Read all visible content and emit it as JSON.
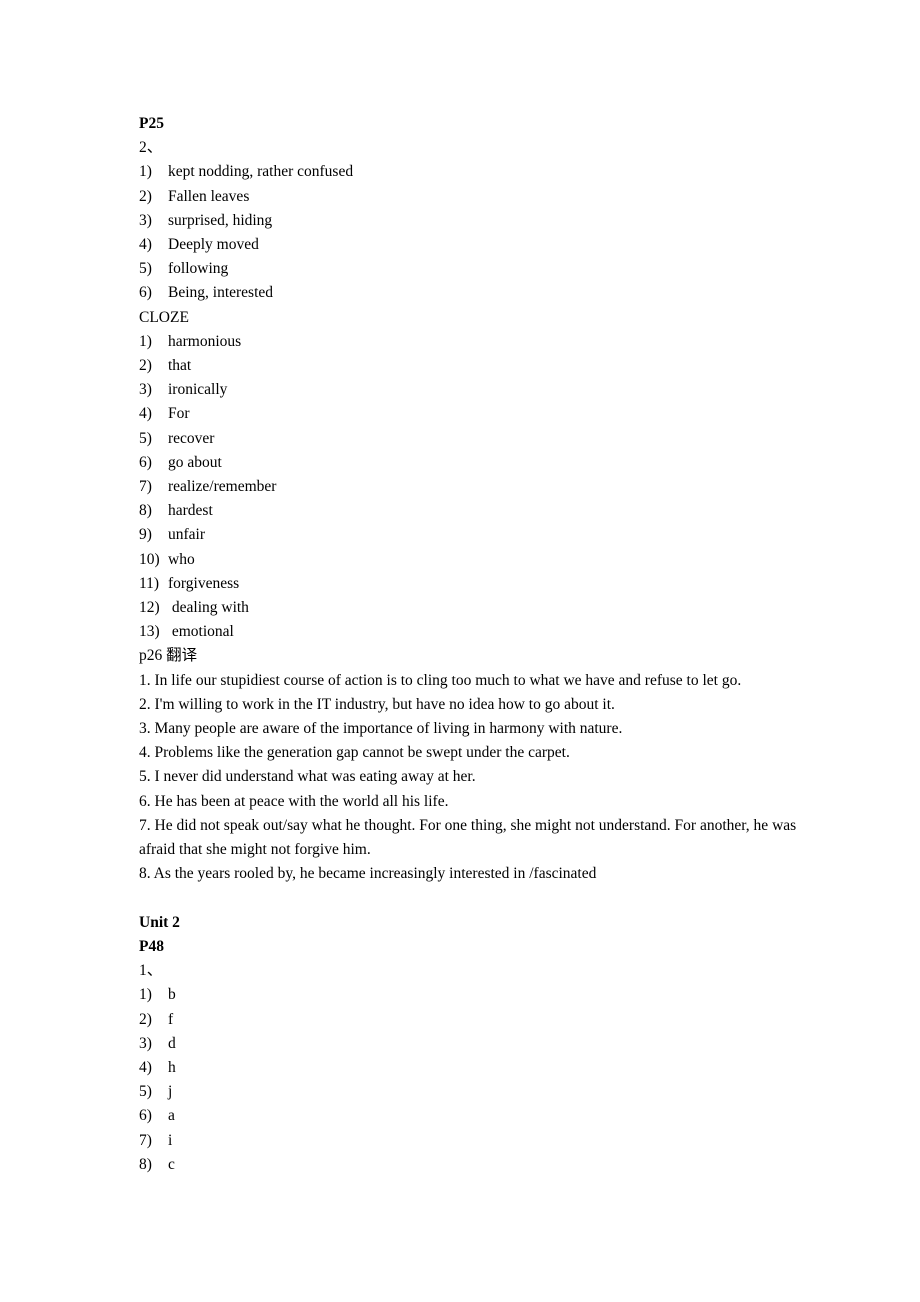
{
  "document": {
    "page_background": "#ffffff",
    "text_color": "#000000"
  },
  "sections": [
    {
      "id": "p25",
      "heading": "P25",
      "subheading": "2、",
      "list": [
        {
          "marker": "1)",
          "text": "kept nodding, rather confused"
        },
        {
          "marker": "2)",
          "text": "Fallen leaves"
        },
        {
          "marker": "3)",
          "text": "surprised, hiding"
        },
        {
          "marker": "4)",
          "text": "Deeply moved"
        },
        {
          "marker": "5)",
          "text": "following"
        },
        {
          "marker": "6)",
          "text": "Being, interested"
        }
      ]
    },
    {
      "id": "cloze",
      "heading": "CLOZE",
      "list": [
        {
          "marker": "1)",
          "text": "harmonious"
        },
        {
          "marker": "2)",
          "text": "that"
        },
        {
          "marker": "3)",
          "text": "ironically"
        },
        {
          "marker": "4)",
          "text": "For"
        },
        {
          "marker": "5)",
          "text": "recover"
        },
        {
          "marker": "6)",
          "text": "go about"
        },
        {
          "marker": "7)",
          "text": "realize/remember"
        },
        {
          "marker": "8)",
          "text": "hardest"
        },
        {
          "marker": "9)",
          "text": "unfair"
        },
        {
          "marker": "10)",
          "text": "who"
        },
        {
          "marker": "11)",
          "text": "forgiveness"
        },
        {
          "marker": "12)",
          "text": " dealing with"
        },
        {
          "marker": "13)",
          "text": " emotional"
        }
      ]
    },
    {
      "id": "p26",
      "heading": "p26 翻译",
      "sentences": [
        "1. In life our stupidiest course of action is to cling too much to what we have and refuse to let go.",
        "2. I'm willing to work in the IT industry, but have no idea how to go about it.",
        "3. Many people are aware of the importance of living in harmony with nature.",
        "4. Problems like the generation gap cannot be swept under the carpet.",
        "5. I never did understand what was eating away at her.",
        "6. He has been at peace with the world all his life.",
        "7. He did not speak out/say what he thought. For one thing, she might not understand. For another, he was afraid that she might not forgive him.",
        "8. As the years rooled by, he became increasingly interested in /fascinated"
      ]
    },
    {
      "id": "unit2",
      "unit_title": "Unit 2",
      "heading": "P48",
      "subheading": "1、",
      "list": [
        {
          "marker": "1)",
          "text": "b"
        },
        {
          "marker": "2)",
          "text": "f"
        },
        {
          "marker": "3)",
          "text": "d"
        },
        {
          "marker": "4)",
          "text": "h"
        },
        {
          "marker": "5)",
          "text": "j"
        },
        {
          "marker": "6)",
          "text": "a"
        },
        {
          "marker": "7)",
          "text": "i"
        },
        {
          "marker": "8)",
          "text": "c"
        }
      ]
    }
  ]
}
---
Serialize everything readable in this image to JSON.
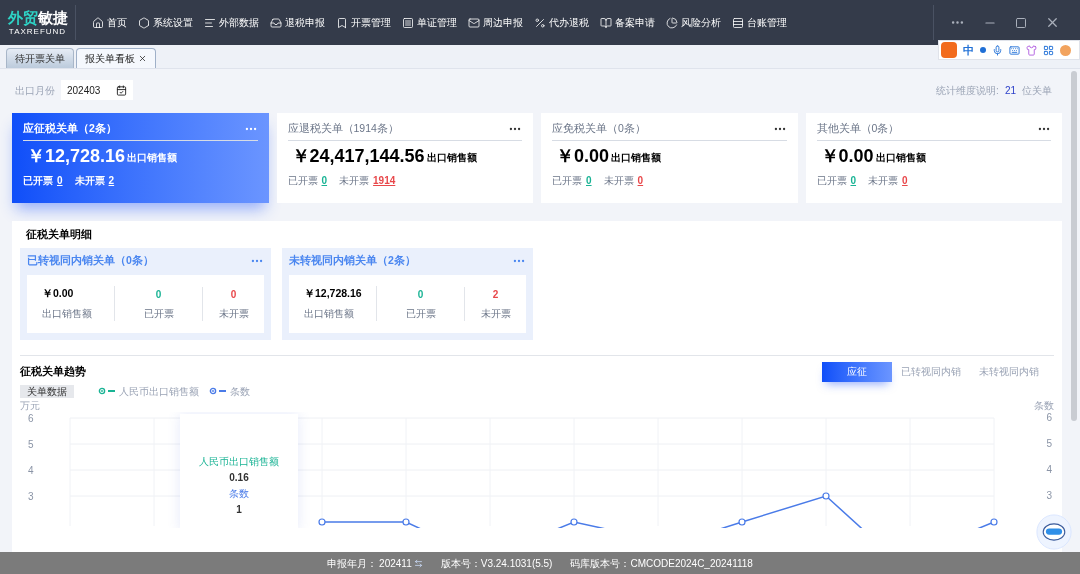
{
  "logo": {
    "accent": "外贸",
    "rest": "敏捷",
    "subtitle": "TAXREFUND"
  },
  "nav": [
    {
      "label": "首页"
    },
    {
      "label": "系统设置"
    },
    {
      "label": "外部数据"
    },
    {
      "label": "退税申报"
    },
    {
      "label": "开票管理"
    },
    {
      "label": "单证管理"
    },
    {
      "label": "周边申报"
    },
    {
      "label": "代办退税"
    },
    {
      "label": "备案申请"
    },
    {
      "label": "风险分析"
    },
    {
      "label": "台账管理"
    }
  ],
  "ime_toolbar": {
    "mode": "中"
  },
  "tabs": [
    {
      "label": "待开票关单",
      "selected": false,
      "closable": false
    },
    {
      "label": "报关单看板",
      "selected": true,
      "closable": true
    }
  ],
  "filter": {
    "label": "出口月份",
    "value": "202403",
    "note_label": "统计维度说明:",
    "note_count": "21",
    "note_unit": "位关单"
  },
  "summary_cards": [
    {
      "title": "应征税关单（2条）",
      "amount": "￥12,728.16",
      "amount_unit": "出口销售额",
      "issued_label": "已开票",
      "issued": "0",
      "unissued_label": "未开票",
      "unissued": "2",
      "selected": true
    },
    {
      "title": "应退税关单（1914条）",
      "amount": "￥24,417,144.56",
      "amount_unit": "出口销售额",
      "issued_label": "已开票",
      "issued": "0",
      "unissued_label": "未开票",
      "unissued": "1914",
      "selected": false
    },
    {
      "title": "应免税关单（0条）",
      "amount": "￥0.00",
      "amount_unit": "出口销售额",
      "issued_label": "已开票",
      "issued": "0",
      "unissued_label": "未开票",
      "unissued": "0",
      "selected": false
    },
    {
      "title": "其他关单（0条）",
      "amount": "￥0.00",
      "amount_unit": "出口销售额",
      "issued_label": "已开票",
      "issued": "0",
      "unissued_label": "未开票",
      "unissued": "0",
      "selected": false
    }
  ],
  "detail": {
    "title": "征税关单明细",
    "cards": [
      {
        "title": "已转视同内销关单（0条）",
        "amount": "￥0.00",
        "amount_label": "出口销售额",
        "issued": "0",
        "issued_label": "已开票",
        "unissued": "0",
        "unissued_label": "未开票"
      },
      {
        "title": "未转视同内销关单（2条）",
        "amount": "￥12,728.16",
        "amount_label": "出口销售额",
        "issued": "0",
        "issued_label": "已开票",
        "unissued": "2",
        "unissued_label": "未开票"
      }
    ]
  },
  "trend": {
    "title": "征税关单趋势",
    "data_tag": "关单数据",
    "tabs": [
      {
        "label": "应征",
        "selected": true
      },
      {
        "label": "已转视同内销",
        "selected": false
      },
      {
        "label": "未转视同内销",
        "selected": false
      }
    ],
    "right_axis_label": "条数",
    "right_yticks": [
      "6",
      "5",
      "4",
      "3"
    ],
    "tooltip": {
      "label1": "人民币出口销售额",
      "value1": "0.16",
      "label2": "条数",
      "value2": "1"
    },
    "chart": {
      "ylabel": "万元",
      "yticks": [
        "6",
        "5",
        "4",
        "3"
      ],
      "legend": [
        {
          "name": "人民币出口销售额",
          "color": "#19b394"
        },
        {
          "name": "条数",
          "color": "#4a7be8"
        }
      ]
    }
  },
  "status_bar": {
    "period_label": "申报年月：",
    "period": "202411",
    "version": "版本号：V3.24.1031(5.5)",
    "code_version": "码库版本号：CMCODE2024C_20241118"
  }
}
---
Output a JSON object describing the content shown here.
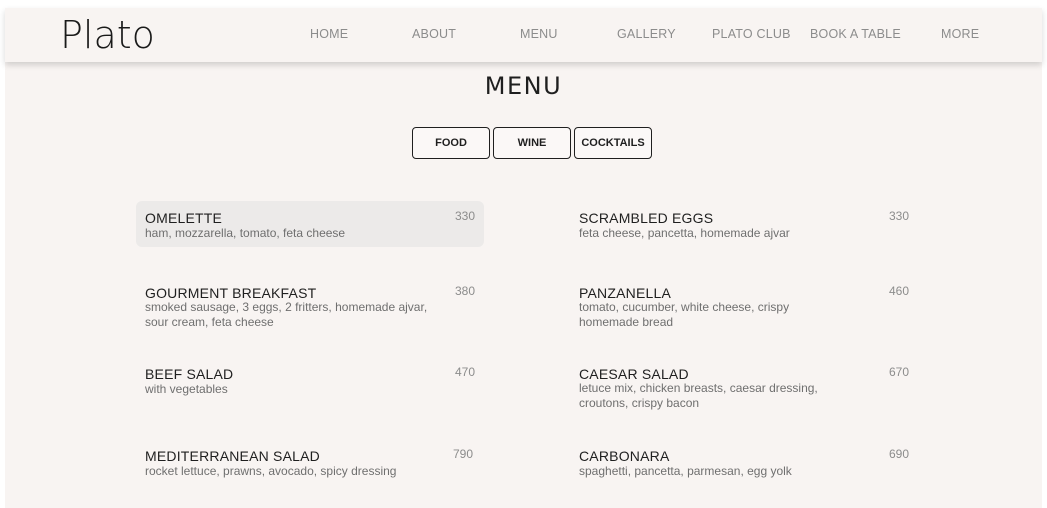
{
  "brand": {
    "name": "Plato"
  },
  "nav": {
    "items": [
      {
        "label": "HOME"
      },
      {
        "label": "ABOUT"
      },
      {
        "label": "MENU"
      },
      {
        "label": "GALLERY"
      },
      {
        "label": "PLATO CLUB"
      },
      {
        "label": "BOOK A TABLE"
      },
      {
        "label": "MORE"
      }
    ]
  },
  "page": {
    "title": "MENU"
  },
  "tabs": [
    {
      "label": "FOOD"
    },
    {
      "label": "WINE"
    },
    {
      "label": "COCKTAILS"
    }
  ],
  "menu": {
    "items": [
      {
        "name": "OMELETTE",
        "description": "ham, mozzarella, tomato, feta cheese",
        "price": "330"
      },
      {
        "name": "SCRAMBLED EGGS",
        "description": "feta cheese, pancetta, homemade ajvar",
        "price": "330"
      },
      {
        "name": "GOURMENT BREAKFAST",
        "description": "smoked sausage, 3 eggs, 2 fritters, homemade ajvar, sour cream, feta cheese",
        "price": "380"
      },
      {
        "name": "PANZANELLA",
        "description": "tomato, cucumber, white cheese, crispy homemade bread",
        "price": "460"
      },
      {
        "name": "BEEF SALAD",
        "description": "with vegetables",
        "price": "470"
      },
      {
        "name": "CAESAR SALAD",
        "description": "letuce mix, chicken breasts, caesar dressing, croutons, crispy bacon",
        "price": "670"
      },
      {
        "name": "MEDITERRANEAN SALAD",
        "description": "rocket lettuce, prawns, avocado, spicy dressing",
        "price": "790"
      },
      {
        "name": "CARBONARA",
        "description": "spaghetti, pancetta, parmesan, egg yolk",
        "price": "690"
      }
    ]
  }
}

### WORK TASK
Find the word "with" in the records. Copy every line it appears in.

### RESPONSE AREA
          "text": " dealing with"
        "3. Many people are aware of the importance of living in harmony with nature.",
        "6. He has been at peace with the world all his life.",
        "description": "with vegetables",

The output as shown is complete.